Mountains are home to 15% of the world’s population and host about half of the world’s biodiversity hotspots. They provide fresh water for everyday life to half of humanity.  Their conservation is a key factor for sustainable development and is part of Goal 15 of the SDGs. Unfortunately, mountains are under threat from climate change and overexploitation and rising temperatures also mean that mountain glaciers are melting at unprecedented rates, affecting freshwater supplies downstream for millions of people.

The increasing attention to the importance of mountains led the UN to declare 2002 the UN International Year of Mountains. The first international day was celebrated for the first time the following year, 2003. Its roots date back to 1992, when the document “Managing Fragile Ecosystems: Sustainable Mountain Development” (called Chapter 13), was adopted as part of the action plan Agenda 21 of the Conference on Environment and Development.

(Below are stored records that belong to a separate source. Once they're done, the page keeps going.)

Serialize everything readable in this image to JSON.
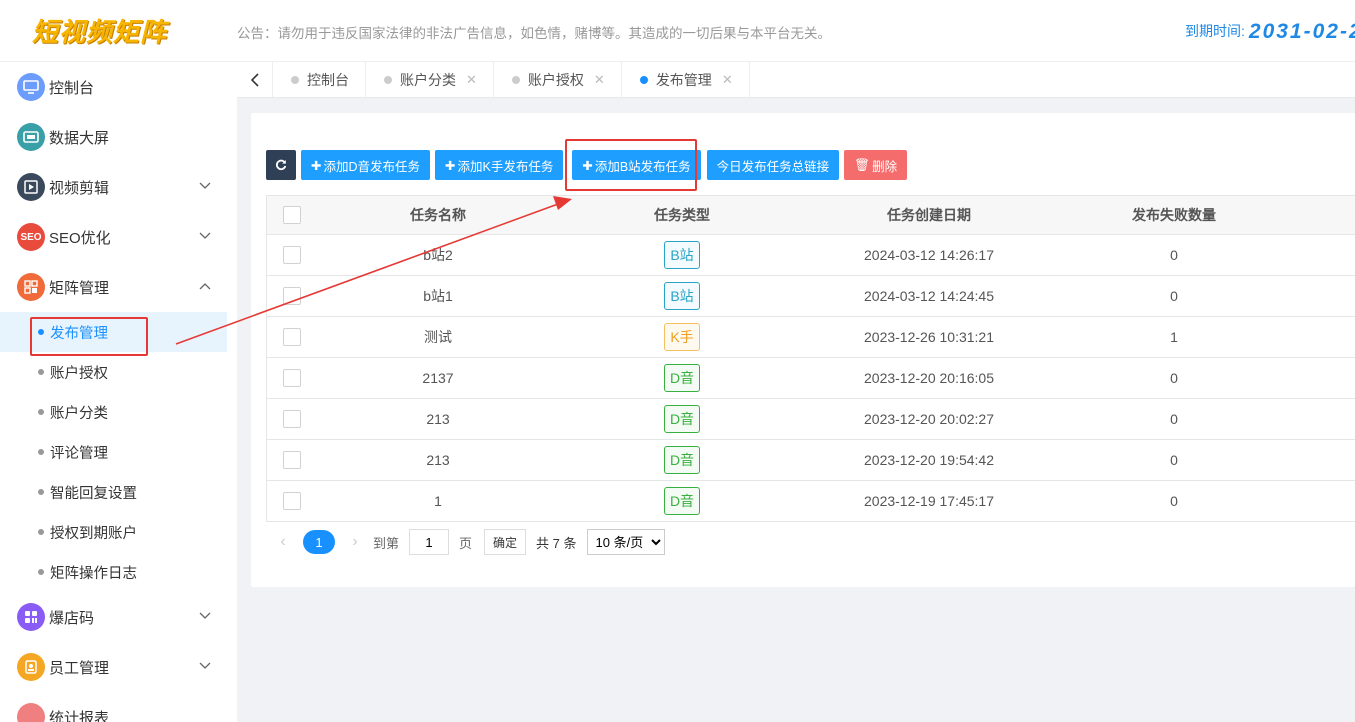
{
  "header": {
    "logo": "短视频矩阵",
    "notice": "公告：请勿用于违反国家法律的非法广告信息，如色情，赌博等。其造成的一切后果与本平台无关。",
    "expire_label": "到期时间:",
    "expire_date": "2031-02-2"
  },
  "sidebar": {
    "items": [
      {
        "label": "控制台",
        "icon": "monitor-icon",
        "color": "#6c9dfc"
      },
      {
        "label": "数据大屏",
        "icon": "screen-icon",
        "color": "#3aa0a8"
      },
      {
        "label": "视频剪辑",
        "icon": "video-edit-icon",
        "color": "#3a4a5c"
      },
      {
        "label": "SEO优化",
        "icon": "seo-icon",
        "color": "#e84a3c",
        "icon_text": "SEO"
      },
      {
        "label": "矩阵管理",
        "icon": "matrix-icon",
        "color": "#f06a3a"
      }
    ],
    "sub_items": [
      "发布管理",
      "账户授权",
      "账户分类",
      "评论管理",
      "智能回复设置",
      "授权到期账户",
      "矩阵操作日志"
    ],
    "bottom_items": [
      {
        "label": "爆店码",
        "icon": "qr-grid-icon",
        "color": "#8a5cf6"
      },
      {
        "label": "员工管理",
        "icon": "staff-icon",
        "color": "#f5a623"
      },
      {
        "label": "统计报表",
        "icon": "report-icon",
        "color": "#f08080"
      }
    ]
  },
  "tabs": [
    {
      "label": "控制台",
      "closable": false
    },
    {
      "label": "账户分类",
      "closable": true
    },
    {
      "label": "账户授权",
      "closable": true
    },
    {
      "label": "发布管理",
      "closable": true,
      "active": true
    }
  ],
  "toolbar": {
    "add_d": "添加D音发布任务",
    "add_k": "添加K手发布任务",
    "add_b": "添加B站发布任务",
    "today_link": "今日发布任务总链接",
    "delete": "删除"
  },
  "table": {
    "headers": [
      "任务名称",
      "任务类型",
      "任务创建日期",
      "发布失败数量"
    ],
    "rows": [
      {
        "name": "b站2",
        "type": "B站",
        "kind": "b",
        "date": "2024-03-12 14:26:17",
        "fail": "0"
      },
      {
        "name": "b站1",
        "type": "B站",
        "kind": "b",
        "date": "2024-03-12 14:24:45",
        "fail": "0"
      },
      {
        "name": "测试",
        "type": "K手",
        "kind": "k",
        "date": "2023-12-26 10:31:21",
        "fail": "1"
      },
      {
        "name": "2137",
        "type": "D音",
        "kind": "d",
        "date": "2023-12-20 20:16:05",
        "fail": "0"
      },
      {
        "name": "213",
        "type": "D音",
        "kind": "d",
        "date": "2023-12-20 20:02:27",
        "fail": "0"
      },
      {
        "name": "213",
        "type": "D音",
        "kind": "d",
        "date": "2023-12-20 19:54:42",
        "fail": "0"
      },
      {
        "name": "1",
        "type": "D音",
        "kind": "d",
        "date": "2023-12-19 17:45:17",
        "fail": "0"
      }
    ]
  },
  "pager": {
    "current": "1",
    "goto_label": "到第",
    "goto_value": "1",
    "page_label": "页",
    "confirm": "确定",
    "total": "共 7 条",
    "page_size": "10 条/页"
  }
}
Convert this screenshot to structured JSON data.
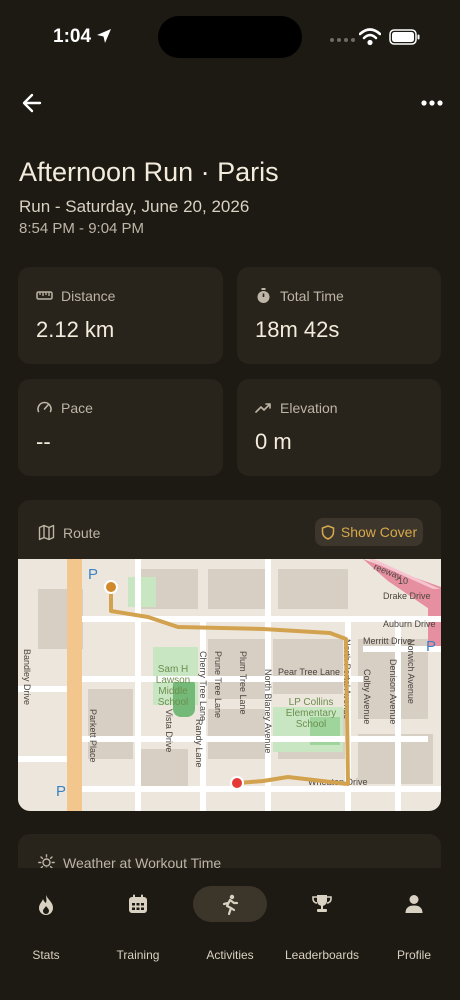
{
  "status_bar": {
    "time": "1:04"
  },
  "header": {
    "back_icon": "arrow-left-icon",
    "more_icon": "more-horizontal-icon"
  },
  "activity": {
    "title": "Afternoon Run · Paris",
    "subtitle": "Run - Saturday, June 20, 2026",
    "time_range": "8:54 PM - 9:04 PM"
  },
  "stats": {
    "distance": {
      "label": "Distance",
      "value": "2.12 km",
      "icon": "ruler-icon"
    },
    "total_time": {
      "label": "Total Time",
      "value": "18m 42s",
      "icon": "stopwatch-icon"
    },
    "pace": {
      "label": "Pace",
      "value": "--",
      "icon": "gauge-icon"
    },
    "elevation": {
      "label": "Elevation",
      "value": "0 m",
      "icon": "trending-up-icon"
    }
  },
  "route": {
    "label": "Route",
    "show_cover_label": "Show Cover",
    "route_color": "#d3a24f",
    "start_color": "#d08a2c",
    "end_color": "#e53935",
    "map_labels": {
      "school1": [
        "Sam H",
        "Lawson",
        "Middle",
        "School"
      ],
      "school2": [
        "LP Collins",
        "Elementary",
        "School"
      ],
      "streets": {
        "drake": "Drake Drive",
        "auburn": "Auburn Drive",
        "merritt": "Merritt Drive",
        "pear": "Pear Tree Lane",
        "wheaton": "Wheaton Drive",
        "plum": "Plum Tree Lane",
        "prune": "Prune Tree Lane",
        "cherry": "Cherry Tree Lane",
        "bandley": "Bandley Drive",
        "parkett": "Parkett Place",
        "vista": "Vista Drive",
        "randy": "Randy Lane",
        "blaney": "North Blaney Avenue",
        "portal": "North Portal Avenue",
        "colby": "Colby Avenue",
        "denison": "Denison Avenue",
        "norwich": "Norwich Avenue",
        "freeway": "reeway",
        "shield": "10"
      }
    }
  },
  "weather": {
    "label": "Weather at Workout Time"
  },
  "tabs": [
    {
      "label": "Stats",
      "icon": "flame-icon"
    },
    {
      "label": "Training",
      "icon": "calendar-icon"
    },
    {
      "label": "Activities",
      "icon": "running-icon"
    },
    {
      "label": "Leaderboards",
      "icon": "trophy-icon"
    },
    {
      "label": "Profile",
      "icon": "person-icon"
    }
  ],
  "active_tab": "Activities"
}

The theme for 2021: Sustainable Mountain Tourism

Mountain tourism attracts around 15 to 20 percent of global tourism. Tourism, however, is one of the sectors most affected by the Covid-19 pandemic, affecting economies, livelihoods, public services, and opportunities on all continents. In the mountains, the restrictions of the pandemic have further compounded the vulnerabilities of mountain communities.

This crisis can be seen as an opportunity to rethink mountain tourism and its impact on natural resources and livelihoods, manage it better, and harness it towards a more resilient, green, and inclusive future. Sustainable tourism in the mountains can create additional and alternative livelihood options and promote poverty alleviation, social inclusion, and landscape and biodiversity conservation. It is a way to preserve the natural, cultural and spiritual heritage, promote local crafts and high-value products, and celebrate many traditional practices such as local festivals.

Some Facts

  • Mountains host about half of the world’s biodiversity hotspots and 30% of all Key Biodiversity Areas.”
  • Of the 20 plant species that supply 80% of the world’s food, six originated and have been diversified in mountains: maize, potatoes, barley, sorghum, tomatoes, and apples.
  • More than half of humanity relies on mountain freshwater for everyday life.




More information is available here:

Shristi Banerjee

Lawyer, Jharkhand High Court (India)

Global Representative (India), Roya Institute of Global Justice